Motivation Mondays: The Devil Wears Prada

Today’s Motivation Monday post is brought to you by Thought Catalog. If you never visited their site, you really should check it out. They post hysterical articles and tons of random lists that are often applicable to the life of a 20 something. Their posts are guaranteed to improve even the worst days.

A couple of weeks ago, I found a Thought Catalog post titled “15 Life Lessons from “The Devil Wears Prada.” Intrigued, I clicked the link, read their list of tips and found that I agreed with all of them. If you haven’t seen the movie, I’d absolutely check it out this weekend. The quick summary: Anne Hathaway lands her dream job at Runaway, an iconic fashion magazine. She then meets her boss, Meryl Streep and quickly realizes how demanding and challenging her new position is going to be. While some the antics of Hathaway and Streep are a bit exaggerated, there are some helpful pieces of advice for those starting their careers or working at internships.

My favorite points from Thought Catalog include:

1. Never Show Up To Meetings Unprepared.

– No matter how much you hate your boss, position or the work you’re doing, you must come prepared to meetings, presentations, etc. Not being prepared will ultimately cause you more stress than preparing did.

5. When Things Get Hard, Complaining Gets You Nowhere.
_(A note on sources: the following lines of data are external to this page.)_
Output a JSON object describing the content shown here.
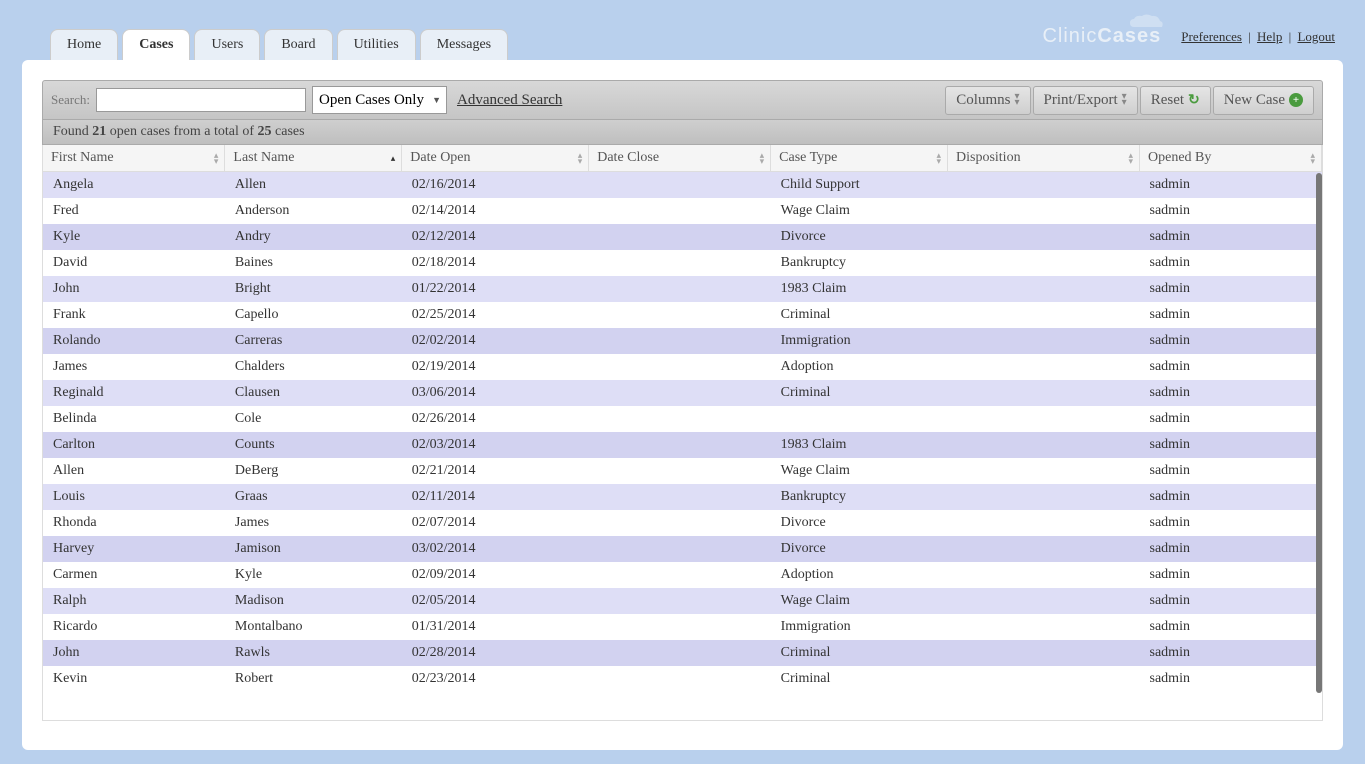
{
  "header": {
    "tabs": [
      "Home",
      "Cases",
      "Users",
      "Board",
      "Utilities",
      "Messages"
    ],
    "active_tab": 1,
    "logo_text_a": "Clinic",
    "logo_text_b": "Cases",
    "links": {
      "preferences": "Preferences",
      "help": "Help",
      "logout": "Logout"
    }
  },
  "toolbar": {
    "search_label": "Search:",
    "search_value": "",
    "filter_value": "Open Cases Only",
    "advanced_search": "Advanced Search",
    "columns": "Columns",
    "print_export": "Print/Export",
    "reset": "Reset",
    "new_case": "New Case"
  },
  "results": {
    "prefix": "Found ",
    "count": "21",
    "mid": " open cases from a total of ",
    "total": "25",
    "suffix": " cases"
  },
  "columns": [
    "First Name",
    "Last Name",
    "Date Open",
    "Date Close",
    "Case Type",
    "Disposition",
    "Opened By"
  ],
  "sort_column": 1,
  "rows": [
    {
      "fn": "Angela",
      "ln": "Allen",
      "do": "02/16/2014",
      "dc": "",
      "ct": "Child Support",
      "di": "",
      "ob": "sadmin"
    },
    {
      "fn": "Fred",
      "ln": "Anderson",
      "do": "02/14/2014",
      "dc": "",
      "ct": "Wage Claim",
      "di": "",
      "ob": "sadmin"
    },
    {
      "fn": "Kyle",
      "ln": "Andry",
      "do": "02/12/2014",
      "dc": "",
      "ct": "Divorce",
      "di": "",
      "ob": "sadmin"
    },
    {
      "fn": "David",
      "ln": "Baines",
      "do": "02/18/2014",
      "dc": "",
      "ct": "Bankruptcy",
      "di": "",
      "ob": "sadmin"
    },
    {
      "fn": "John",
      "ln": "Bright",
      "do": "01/22/2014",
      "dc": "",
      "ct": "1983 Claim",
      "di": "",
      "ob": "sadmin"
    },
    {
      "fn": "Frank",
      "ln": "Capello",
      "do": "02/25/2014",
      "dc": "",
      "ct": "Criminal",
      "di": "",
      "ob": "sadmin"
    },
    {
      "fn": "Rolando",
      "ln": "Carreras",
      "do": "02/02/2014",
      "dc": "",
      "ct": "Immigration",
      "di": "",
      "ob": "sadmin"
    },
    {
      "fn": "James",
      "ln": "Chalders",
      "do": "02/19/2014",
      "dc": "",
      "ct": "Adoption",
      "di": "",
      "ob": "sadmin"
    },
    {
      "fn": "Reginald",
      "ln": "Clausen",
      "do": "03/06/2014",
      "dc": "",
      "ct": "Criminal",
      "di": "",
      "ob": "sadmin"
    },
    {
      "fn": "Belinda",
      "ln": "Cole",
      "do": "02/26/2014",
      "dc": "",
      "ct": "",
      "di": "",
      "ob": "sadmin"
    },
    {
      "fn": "Carlton",
      "ln": "Counts",
      "do": "02/03/2014",
      "dc": "",
      "ct": "1983 Claim",
      "di": "",
      "ob": "sadmin"
    },
    {
      "fn": "Allen",
      "ln": "DeBerg",
      "do": "02/21/2014",
      "dc": "",
      "ct": "Wage Claim",
      "di": "",
      "ob": "sadmin"
    },
    {
      "fn": "Louis",
      "ln": "Graas",
      "do": "02/11/2014",
      "dc": "",
      "ct": "Bankruptcy",
      "di": "",
      "ob": "sadmin"
    },
    {
      "fn": "Rhonda",
      "ln": "James",
      "do": "02/07/2014",
      "dc": "",
      "ct": "Divorce",
      "di": "",
      "ob": "sadmin"
    },
    {
      "fn": "Harvey",
      "ln": "Jamison",
      "do": "03/02/2014",
      "dc": "",
      "ct": "Divorce",
      "di": "",
      "ob": "sadmin"
    },
    {
      "fn": "Carmen",
      "ln": "Kyle",
      "do": "02/09/2014",
      "dc": "",
      "ct": "Adoption",
      "di": "",
      "ob": "sadmin"
    },
    {
      "fn": "Ralph",
      "ln": "Madison",
      "do": "02/05/2014",
      "dc": "",
      "ct": "Wage Claim",
      "di": "",
      "ob": "sadmin"
    },
    {
      "fn": "Ricardo",
      "ln": "Montalbano",
      "do": "01/31/2014",
      "dc": "",
      "ct": "Immigration",
      "di": "",
      "ob": "sadmin"
    },
    {
      "fn": "John",
      "ln": "Rawls",
      "do": "02/28/2014",
      "dc": "",
      "ct": "Criminal",
      "di": "",
      "ob": "sadmin"
    },
    {
      "fn": "Kevin",
      "ln": "Robert",
      "do": "02/23/2014",
      "dc": "",
      "ct": "Criminal",
      "di": "",
      "ob": "sadmin"
    }
  ]
}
– Sure, there will be days when you’re frustrated, when your boss gives you the most ridiculous project to work on and the list goes on and on. Hopefully, the good days outnumber the bad ones. You can vent for a minute or two, but complaining to your co-workers is a bad decision.
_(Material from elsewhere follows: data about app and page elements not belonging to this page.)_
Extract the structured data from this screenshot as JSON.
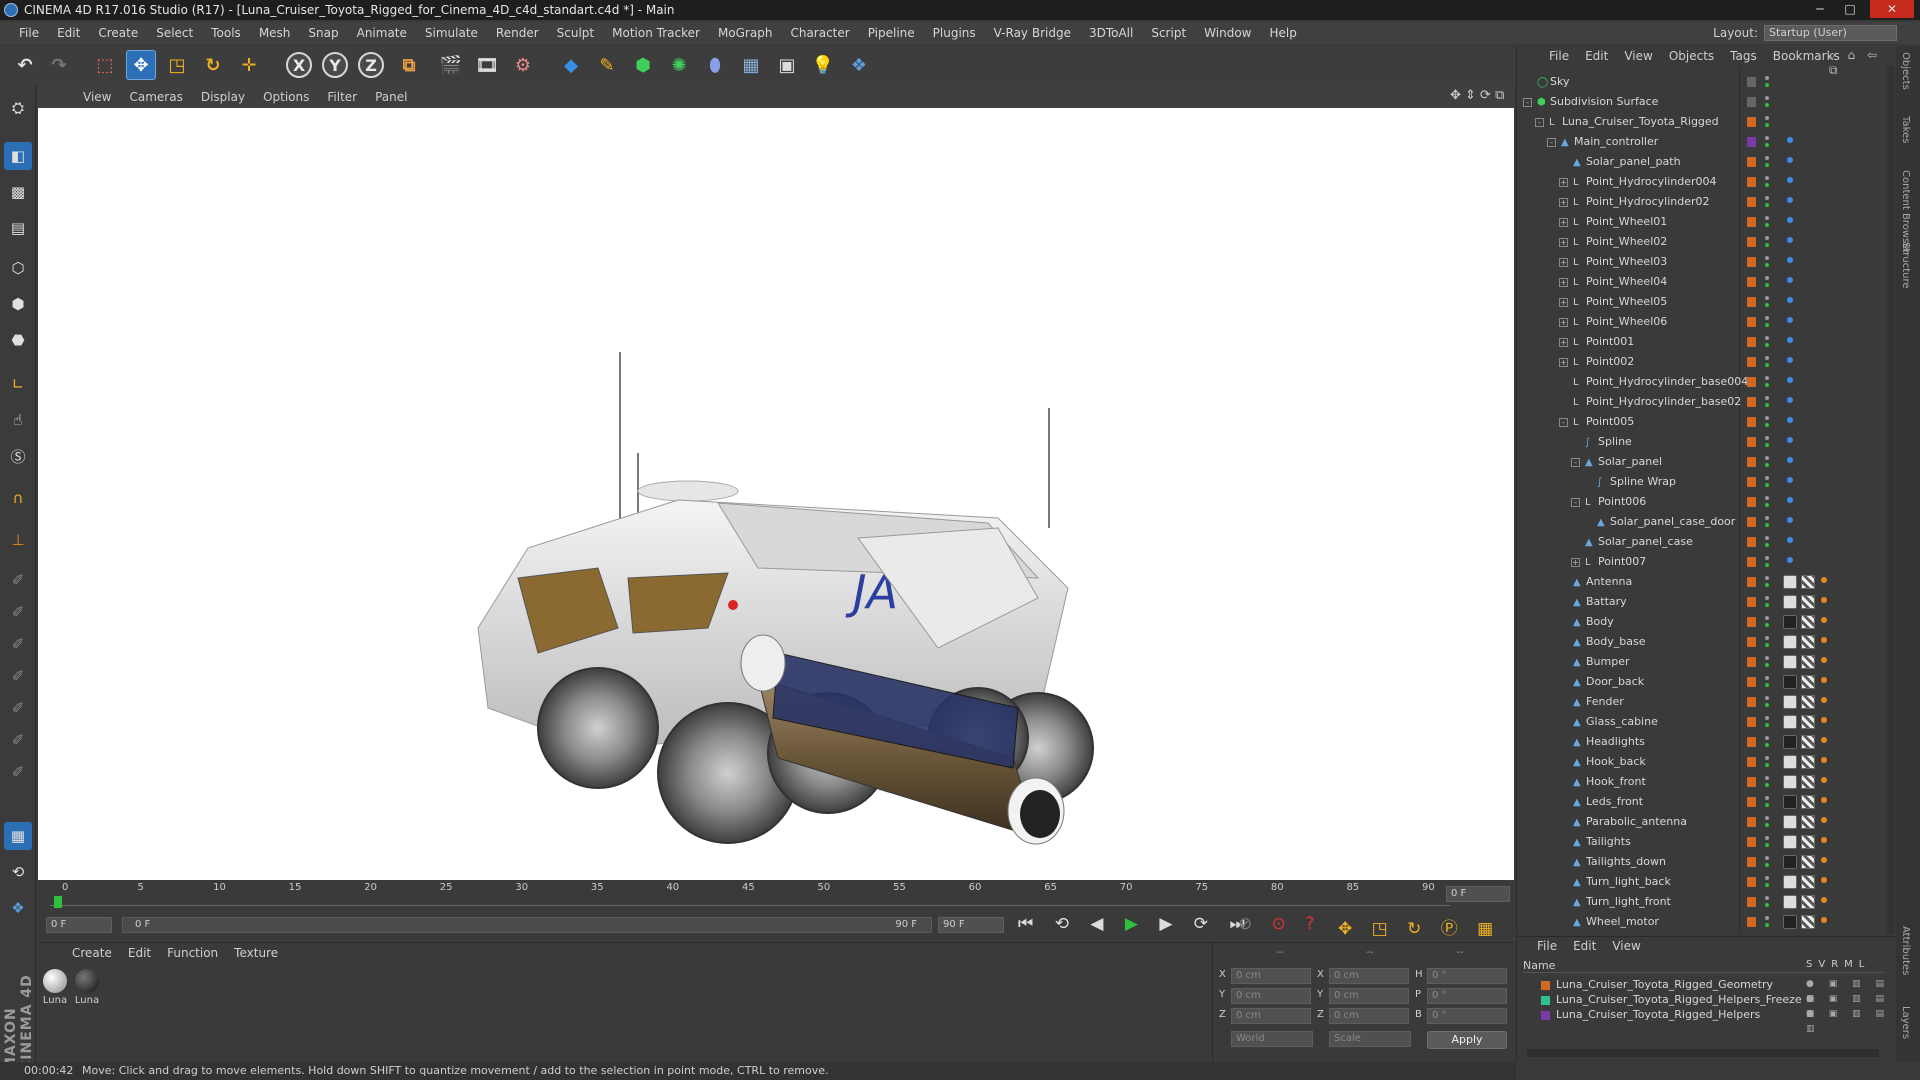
{
  "window": {
    "title": "CINEMA 4D R17.016 Studio (R17) - [Luna_Cruiser_Toyota_Rigged_for_Cinema_4D_c4d_standart.c4d *] - Main",
    "minimize": "─",
    "maximize": "□",
    "close": "✕"
  },
  "menubar": [
    "File",
    "Edit",
    "Create",
    "Select",
    "Tools",
    "Mesh",
    "Snap",
    "Animate",
    "Simulate",
    "Render",
    "Sculpt",
    "Motion Tracker",
    "MoGraph",
    "Character",
    "Pipeline",
    "Plugins",
    "V-Ray Bridge",
    "3DToAll",
    "Script",
    "Window",
    "Help"
  ],
  "layout": {
    "label": "Layout:",
    "value": "Startup (User)"
  },
  "toolbar": {
    "x": "X",
    "y": "Y",
    "z": "Z"
  },
  "viewport_menu": [
    "View",
    "Cameras",
    "Display",
    "Options",
    "Filter",
    "Panel"
  ],
  "timeline": {
    "ticks": [
      "0",
      "5",
      "10",
      "15",
      "20",
      "25",
      "30",
      "35",
      "40",
      "45",
      "50",
      "55",
      "60",
      "65",
      "70",
      "75",
      "80",
      "85",
      "90"
    ],
    "frame_field": "0 F",
    "start_field": "0 F",
    "slider_start": "0 F",
    "slider_end": "90 F",
    "end_field": "90 F",
    "progress": 0
  },
  "material_menu": [
    "Create",
    "Edit",
    "Function",
    "Texture"
  ],
  "materials": [
    {
      "name": "Luna",
      "dark": false
    },
    {
      "name": "Luna",
      "dark": true
    }
  ],
  "coords": {
    "header": [
      "--",
      "--",
      "--"
    ],
    "rows": [
      {
        "a": "X",
        "av": "0 cm",
        "b": "X",
        "bv": "0 cm",
        "c": "H",
        "cv": "0 °"
      },
      {
        "a": "Y",
        "av": "0 cm",
        "b": "Y",
        "bv": "0 cm",
        "c": "P",
        "cv": "0 °"
      },
      {
        "a": "Z",
        "av": "0 cm",
        "b": "Z",
        "bv": "0 cm",
        "c": "B",
        "cv": "0 °"
      }
    ],
    "mode1": "World",
    "mode2": "Scale",
    "apply": "Apply"
  },
  "status": {
    "time": "00:00:42",
    "message": "Move: Click and drag to move elements. Hold down SHIFT to quantize movement / add to the selection in point mode, CTRL to remove."
  },
  "object_menu": [
    "File",
    "Edit",
    "View",
    "Objects",
    "Tags",
    "Bookmarks"
  ],
  "objects": [
    {
      "name": "Sky",
      "depth": 0,
      "icon": "sky",
      "exp": ""
    },
    {
      "name": "Subdivision Surface",
      "depth": 0,
      "icon": "subdiv",
      "exp": "-"
    },
    {
      "name": "Luna_Cruiser_Toyota_Rigged",
      "depth": 1,
      "icon": "null",
      "exp": "-"
    },
    {
      "name": "Main_controller",
      "depth": 2,
      "icon": "joint",
      "exp": "-"
    },
    {
      "name": "Solar_panel_path",
      "depth": 3,
      "icon": "joint",
      "exp": ""
    },
    {
      "name": "Point_Hydrocylinder004",
      "depth": 3,
      "icon": "null",
      "exp": "+"
    },
    {
      "name": "Point_Hydrocylinder02",
      "depth": 3,
      "icon": "null",
      "exp": "+"
    },
    {
      "name": "Point_Wheel01",
      "depth": 3,
      "icon": "null",
      "exp": "+"
    },
    {
      "name": "Point_Wheel02",
      "depth": 3,
      "icon": "null",
      "exp": "+"
    },
    {
      "name": "Point_Wheel03",
      "depth": 3,
      "icon": "null",
      "exp": "+"
    },
    {
      "name": "Point_Wheel04",
      "depth": 3,
      "icon": "null",
      "exp": "+"
    },
    {
      "name": "Point_Wheel05",
      "depth": 3,
      "icon": "null",
      "exp": "+"
    },
    {
      "name": "Point_Wheel06",
      "depth": 3,
      "icon": "null",
      "exp": "+"
    },
    {
      "name": "Point001",
      "depth": 3,
      "icon": "null",
      "exp": "+"
    },
    {
      "name": "Point002",
      "depth": 3,
      "icon": "null",
      "exp": "+"
    },
    {
      "name": "Point_Hydrocylinder_base004",
      "depth": 3,
      "icon": "null",
      "exp": ""
    },
    {
      "name": "Point_Hydrocylinder_base02",
      "depth": 3,
      "icon": "null",
      "exp": ""
    },
    {
      "name": "Point005",
      "depth": 3,
      "icon": "null",
      "exp": "-"
    },
    {
      "name": "Spline",
      "depth": 4,
      "icon": "spline",
      "exp": ""
    },
    {
      "name": "Solar_panel",
      "depth": 4,
      "icon": "joint",
      "exp": "-"
    },
    {
      "name": "Spline Wrap",
      "depth": 5,
      "icon": "spline",
      "exp": ""
    },
    {
      "name": "Point006",
      "depth": 4,
      "icon": "null",
      "exp": "-"
    },
    {
      "name": "Solar_panel_case_door",
      "depth": 5,
      "icon": "joint",
      "exp": ""
    },
    {
      "name": "Solar_panel_case",
      "depth": 4,
      "icon": "joint",
      "exp": ""
    },
    {
      "name": "Point007",
      "depth": 4,
      "icon": "null",
      "exp": "+"
    },
    {
      "name": "Antenna",
      "depth": 3,
      "icon": "joint",
      "exp": ""
    },
    {
      "name": "Battary",
      "depth": 3,
      "icon": "joint",
      "exp": ""
    },
    {
      "name": "Body",
      "depth": 3,
      "icon": "joint",
      "exp": ""
    },
    {
      "name": "Body_base",
      "depth": 3,
      "icon": "joint",
      "exp": ""
    },
    {
      "name": "Bumper",
      "depth": 3,
      "icon": "joint",
      "exp": ""
    },
    {
      "name": "Door_back",
      "depth": 3,
      "icon": "joint",
      "exp": ""
    },
    {
      "name": "Fender",
      "depth": 3,
      "icon": "joint",
      "exp": ""
    },
    {
      "name": "Glass_cabine",
      "depth": 3,
      "icon": "joint",
      "exp": ""
    },
    {
      "name": "Headlights",
      "depth": 3,
      "icon": "joint",
      "exp": ""
    },
    {
      "name": "Hook_back",
      "depth": 3,
      "icon": "joint",
      "exp": ""
    },
    {
      "name": "Hook_front",
      "depth": 3,
      "icon": "joint",
      "exp": ""
    },
    {
      "name": "Leds_front",
      "depth": 3,
      "icon": "joint",
      "exp": ""
    },
    {
      "name": "Parabolic_antenna",
      "depth": 3,
      "icon": "joint",
      "exp": ""
    },
    {
      "name": "Tailights",
      "depth": 3,
      "icon": "joint",
      "exp": ""
    },
    {
      "name": "Tailights_down",
      "depth": 3,
      "icon": "joint",
      "exp": ""
    },
    {
      "name": "Turn_light_back",
      "depth": 3,
      "icon": "joint",
      "exp": ""
    },
    {
      "name": "Turn_light_front",
      "depth": 3,
      "icon": "joint",
      "exp": ""
    },
    {
      "name": "Wheel_motor",
      "depth": 3,
      "icon": "joint",
      "exp": ""
    }
  ],
  "layer_menu": [
    "File",
    "Edit",
    "View"
  ],
  "layer_columns": {
    "name": "Name",
    "flags": [
      "S",
      "V",
      "R",
      "M",
      "L"
    ]
  },
  "layers": [
    {
      "name": "Luna_Cruiser_Toyota_Rigged_Geometry",
      "color": "#d06a1e"
    },
    {
      "name": "Luna_Cruiser_Toyota_Rigged_Helpers_Freeze",
      "color": "#2fc28a"
    },
    {
      "name": "Luna_Cruiser_Toyota_Rigged_Helpers",
      "color": "#7a3aa8"
    }
  ],
  "right_tabs": [
    "Objects",
    "Takes",
    "Content Browser",
    "Structure",
    "Attributes",
    "Layers"
  ],
  "branding": "MAXON CINEMA 4D"
}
10. Appearance Matters, No Matter What Anyone Says.

– This especially holds true when you work at a fashion magazine, like Hathaway does in the movie. However, regardless of where you work, your overall appearance does matter, from head to toe. You are a professional so the way you dress should convey that.

15. An Amazing Job Isn’t Always A Job That Makes You Happy.

– I’ve seen this happen to a bunch of recent graduates. You think job x is your dream job and is going to make you oh so happy. Then you come to find you hate it. Experience is the best teacher, meaning you won’t know what your dream job is until you start working and trying different things. It’s okay to admit you were wrong; it’s trial and error.

When you’re interning or just starting out, you will be asked to do things that you feel are beneath you. But remember, respect isn’t given, it’s earned. You have to prove yourself…everyone started out the same way. Some days will be better than others and you’ll work well with some bosses and not so well with others. Don’t let one experience define the rest and keep searching until you find what makes you truly happen. Never settle!

Check out the rest of Thought Catalog’s lessons from The Devil Wears Prada here. Share your own advice too!

Of Undisputed Origin

Life Advice from Brilliant Minds

Filter, Please!

Confessions, Ramblings of a Blunt Chick

ChickpeaCards

Handcrafted custom made paper goods

Chit Chat Tracker

Keeping You In Touch, One Story At A Time!

Pint-sized Girl in the Big World

Daily musings from across the pond

Kerry Patricia Creations

Film. Photography. Life.

Unwritten

Fashion & Lifestyle Destination For Millennials

The Official Blog of PPRA

Inspiring Excellence in Public Relations

today was meaningful

a collection of thoughts, life lessons, and days full of meaning.

United We Eat

all for the love of food

Temple PRSSA

The Temple University Chapter of the Public Relations Student Society of America

Jade & The City

Dreaming & scheming my way through the city

Thought Catalog

Thought Catalog is a digital youth culture magazine dedicated to your stories and ideas.

Social is a Lifestyle

Love what you do. Do what you love.

Michael Cavacini

An award-winning arts and culture blog.

PRactical Politics

A place to share my opinions and thoughts about all things public relations & politics. Look out for the occasional travel post as well!

One Guy's Journey

A place to talk about life, career, and everything in between...

Bake Sales and Boot Camp

Surviving one cupcake at a time!

Confessions of a PR Graduate

Documenting my post-grad journey